--- Input material Enclosed Below ---

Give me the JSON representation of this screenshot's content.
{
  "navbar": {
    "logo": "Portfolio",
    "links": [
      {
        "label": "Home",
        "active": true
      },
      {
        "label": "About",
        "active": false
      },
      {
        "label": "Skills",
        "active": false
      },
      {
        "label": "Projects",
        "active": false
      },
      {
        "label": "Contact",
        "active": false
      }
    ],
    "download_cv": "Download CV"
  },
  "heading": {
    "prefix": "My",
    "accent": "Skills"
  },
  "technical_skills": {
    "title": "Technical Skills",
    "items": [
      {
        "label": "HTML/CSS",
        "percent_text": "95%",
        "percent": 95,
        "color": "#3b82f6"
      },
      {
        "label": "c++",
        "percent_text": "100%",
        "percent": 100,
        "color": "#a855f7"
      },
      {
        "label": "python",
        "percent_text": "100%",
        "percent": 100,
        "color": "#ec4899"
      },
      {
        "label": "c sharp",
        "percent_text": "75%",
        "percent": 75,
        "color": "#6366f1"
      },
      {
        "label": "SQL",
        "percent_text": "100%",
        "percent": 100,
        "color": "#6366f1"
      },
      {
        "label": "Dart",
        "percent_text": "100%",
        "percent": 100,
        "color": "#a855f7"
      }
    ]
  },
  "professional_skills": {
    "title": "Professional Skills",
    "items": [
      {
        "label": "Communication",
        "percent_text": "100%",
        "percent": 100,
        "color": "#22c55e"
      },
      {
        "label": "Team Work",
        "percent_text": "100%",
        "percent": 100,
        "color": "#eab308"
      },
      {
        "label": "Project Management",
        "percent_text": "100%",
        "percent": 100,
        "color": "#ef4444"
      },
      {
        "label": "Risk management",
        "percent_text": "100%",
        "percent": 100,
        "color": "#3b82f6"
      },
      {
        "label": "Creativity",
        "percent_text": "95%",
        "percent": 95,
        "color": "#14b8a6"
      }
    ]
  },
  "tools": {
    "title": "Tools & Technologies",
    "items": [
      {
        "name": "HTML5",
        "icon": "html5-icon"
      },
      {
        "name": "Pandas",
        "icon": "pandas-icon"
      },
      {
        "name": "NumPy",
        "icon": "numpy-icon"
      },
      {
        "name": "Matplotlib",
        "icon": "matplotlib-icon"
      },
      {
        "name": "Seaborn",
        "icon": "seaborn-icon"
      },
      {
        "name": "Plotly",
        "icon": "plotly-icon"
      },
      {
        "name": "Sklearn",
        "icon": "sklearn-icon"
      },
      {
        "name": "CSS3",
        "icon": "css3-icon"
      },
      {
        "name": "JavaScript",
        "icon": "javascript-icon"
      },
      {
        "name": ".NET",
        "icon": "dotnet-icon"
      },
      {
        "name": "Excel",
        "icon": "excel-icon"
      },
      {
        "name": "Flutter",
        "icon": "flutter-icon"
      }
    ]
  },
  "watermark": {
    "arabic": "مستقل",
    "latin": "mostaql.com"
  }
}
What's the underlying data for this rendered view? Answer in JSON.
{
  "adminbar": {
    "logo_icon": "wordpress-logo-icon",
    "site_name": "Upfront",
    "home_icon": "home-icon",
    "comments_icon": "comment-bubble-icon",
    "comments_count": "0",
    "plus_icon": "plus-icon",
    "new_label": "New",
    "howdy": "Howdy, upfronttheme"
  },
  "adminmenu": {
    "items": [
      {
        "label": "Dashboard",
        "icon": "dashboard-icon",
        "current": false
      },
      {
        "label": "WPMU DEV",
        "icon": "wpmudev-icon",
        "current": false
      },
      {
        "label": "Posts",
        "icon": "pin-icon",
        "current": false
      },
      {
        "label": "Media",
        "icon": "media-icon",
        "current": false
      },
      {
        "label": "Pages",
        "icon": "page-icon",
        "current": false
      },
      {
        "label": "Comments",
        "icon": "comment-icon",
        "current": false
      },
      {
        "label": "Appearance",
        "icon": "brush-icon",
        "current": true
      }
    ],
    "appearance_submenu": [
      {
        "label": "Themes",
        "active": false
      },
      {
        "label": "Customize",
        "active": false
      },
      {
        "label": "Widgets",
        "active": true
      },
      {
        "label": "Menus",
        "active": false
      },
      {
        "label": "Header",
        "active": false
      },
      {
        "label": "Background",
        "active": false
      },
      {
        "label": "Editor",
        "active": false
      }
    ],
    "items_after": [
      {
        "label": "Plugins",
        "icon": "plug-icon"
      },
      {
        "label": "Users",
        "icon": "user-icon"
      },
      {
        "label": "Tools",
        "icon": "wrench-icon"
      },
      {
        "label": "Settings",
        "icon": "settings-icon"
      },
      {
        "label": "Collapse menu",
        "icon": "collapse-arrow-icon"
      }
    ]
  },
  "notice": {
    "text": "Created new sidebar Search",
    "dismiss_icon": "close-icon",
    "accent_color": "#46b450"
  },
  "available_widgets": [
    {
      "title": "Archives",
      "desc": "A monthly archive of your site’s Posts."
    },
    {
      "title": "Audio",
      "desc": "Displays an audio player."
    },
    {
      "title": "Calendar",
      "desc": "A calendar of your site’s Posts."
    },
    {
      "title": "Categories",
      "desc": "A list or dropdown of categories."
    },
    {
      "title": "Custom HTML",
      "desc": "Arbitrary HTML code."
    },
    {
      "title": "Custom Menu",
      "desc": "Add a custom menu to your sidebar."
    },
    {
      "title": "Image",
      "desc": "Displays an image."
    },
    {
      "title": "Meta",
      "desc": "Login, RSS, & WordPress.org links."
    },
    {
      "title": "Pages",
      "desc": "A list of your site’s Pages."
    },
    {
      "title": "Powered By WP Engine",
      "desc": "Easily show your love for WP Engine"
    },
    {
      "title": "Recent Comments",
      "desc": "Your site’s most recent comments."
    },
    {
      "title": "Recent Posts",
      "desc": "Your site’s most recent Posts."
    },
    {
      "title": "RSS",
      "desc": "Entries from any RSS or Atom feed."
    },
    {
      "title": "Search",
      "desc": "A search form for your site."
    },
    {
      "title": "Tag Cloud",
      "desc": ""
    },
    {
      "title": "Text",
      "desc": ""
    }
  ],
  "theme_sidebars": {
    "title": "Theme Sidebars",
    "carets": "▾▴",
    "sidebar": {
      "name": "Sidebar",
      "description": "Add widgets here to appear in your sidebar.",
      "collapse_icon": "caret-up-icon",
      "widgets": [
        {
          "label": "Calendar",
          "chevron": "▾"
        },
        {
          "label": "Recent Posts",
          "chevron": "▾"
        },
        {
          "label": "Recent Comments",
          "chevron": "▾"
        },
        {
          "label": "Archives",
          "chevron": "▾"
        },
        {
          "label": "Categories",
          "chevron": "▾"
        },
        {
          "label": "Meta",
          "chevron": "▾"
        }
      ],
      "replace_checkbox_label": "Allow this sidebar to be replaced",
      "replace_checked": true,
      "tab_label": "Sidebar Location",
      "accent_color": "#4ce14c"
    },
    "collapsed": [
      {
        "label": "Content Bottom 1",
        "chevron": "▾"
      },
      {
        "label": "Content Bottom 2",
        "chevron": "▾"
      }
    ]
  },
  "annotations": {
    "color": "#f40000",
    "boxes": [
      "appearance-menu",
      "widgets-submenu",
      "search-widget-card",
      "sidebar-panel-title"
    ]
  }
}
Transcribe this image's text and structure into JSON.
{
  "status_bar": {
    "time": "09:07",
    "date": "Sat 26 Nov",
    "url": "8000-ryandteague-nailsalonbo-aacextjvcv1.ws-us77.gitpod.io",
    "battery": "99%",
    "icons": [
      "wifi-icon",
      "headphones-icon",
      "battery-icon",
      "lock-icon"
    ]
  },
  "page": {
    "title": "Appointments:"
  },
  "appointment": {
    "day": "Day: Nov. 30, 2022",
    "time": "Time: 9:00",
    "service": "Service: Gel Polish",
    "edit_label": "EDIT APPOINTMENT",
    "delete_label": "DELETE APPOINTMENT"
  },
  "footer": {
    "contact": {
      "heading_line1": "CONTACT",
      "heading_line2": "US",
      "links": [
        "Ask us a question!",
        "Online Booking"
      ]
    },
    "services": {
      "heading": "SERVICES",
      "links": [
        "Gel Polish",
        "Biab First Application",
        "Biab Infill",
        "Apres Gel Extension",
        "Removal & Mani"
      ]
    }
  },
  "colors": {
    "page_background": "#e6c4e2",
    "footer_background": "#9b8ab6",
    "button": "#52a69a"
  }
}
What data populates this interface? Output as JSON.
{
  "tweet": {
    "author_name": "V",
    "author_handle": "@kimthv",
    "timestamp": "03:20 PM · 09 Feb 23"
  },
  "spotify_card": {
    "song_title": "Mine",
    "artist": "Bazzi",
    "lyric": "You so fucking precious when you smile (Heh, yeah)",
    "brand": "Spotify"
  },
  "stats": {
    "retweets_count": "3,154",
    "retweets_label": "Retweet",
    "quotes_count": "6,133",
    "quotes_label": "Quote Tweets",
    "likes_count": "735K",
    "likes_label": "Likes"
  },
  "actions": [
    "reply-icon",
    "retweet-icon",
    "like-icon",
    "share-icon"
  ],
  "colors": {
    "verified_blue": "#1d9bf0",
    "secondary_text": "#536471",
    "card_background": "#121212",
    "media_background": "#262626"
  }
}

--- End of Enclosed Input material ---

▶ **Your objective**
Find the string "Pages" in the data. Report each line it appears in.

▶ **Solution for this exercise**
        "label": "Pages",
      "title": "Pages",
      "desc": "A list of your site’s Pages."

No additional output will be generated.